**Try it:** Tally every line of the material where "Mausrad" occurs, then write the total by itself.

**Input data:**
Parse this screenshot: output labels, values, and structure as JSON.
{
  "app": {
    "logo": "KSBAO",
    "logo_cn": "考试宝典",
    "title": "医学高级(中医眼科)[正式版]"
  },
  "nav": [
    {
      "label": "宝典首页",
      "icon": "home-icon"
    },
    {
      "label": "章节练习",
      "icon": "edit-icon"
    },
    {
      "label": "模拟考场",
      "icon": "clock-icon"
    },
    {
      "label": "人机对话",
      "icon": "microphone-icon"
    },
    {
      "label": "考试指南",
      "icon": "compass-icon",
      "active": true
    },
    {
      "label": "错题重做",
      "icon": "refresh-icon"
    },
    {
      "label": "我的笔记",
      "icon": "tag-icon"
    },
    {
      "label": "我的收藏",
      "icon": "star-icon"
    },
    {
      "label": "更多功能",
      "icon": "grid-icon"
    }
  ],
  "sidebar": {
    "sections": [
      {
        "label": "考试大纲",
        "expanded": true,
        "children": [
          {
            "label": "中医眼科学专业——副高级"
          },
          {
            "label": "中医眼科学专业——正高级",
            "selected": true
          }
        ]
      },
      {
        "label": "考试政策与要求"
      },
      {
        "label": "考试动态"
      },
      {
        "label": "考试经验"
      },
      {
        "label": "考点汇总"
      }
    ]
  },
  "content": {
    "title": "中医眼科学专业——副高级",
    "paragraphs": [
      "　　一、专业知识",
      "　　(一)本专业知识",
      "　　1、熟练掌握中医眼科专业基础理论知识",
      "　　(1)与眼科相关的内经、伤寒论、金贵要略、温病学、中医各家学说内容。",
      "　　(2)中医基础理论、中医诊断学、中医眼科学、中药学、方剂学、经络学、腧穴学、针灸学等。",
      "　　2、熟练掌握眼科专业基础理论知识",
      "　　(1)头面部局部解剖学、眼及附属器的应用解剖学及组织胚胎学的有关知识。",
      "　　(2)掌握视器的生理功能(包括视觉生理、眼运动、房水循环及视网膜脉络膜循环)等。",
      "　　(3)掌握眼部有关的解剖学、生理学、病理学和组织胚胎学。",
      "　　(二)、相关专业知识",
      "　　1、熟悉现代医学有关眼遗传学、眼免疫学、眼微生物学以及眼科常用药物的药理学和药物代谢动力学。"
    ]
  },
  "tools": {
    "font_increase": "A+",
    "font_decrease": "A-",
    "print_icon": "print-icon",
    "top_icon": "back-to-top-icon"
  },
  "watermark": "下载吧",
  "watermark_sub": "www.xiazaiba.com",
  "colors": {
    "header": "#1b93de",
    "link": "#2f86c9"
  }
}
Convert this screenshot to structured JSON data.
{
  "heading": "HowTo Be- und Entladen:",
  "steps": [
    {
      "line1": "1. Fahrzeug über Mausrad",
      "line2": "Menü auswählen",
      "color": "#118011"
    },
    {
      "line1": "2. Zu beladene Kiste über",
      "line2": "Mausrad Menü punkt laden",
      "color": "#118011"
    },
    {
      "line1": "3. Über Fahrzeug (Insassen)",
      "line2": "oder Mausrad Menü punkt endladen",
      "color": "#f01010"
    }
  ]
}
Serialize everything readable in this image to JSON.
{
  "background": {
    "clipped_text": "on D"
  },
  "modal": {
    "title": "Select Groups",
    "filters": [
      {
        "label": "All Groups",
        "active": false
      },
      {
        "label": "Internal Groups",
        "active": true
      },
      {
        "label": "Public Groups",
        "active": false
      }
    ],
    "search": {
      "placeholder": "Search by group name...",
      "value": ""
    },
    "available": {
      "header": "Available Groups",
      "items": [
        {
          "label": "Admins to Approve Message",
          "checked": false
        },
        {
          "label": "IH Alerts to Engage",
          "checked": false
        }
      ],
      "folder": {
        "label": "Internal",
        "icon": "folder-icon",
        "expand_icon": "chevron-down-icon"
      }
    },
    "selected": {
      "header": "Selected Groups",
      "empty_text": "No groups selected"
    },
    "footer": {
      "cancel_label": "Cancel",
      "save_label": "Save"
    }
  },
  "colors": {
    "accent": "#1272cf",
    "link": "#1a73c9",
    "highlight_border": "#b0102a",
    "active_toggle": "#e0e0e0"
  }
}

**Task solution:** 3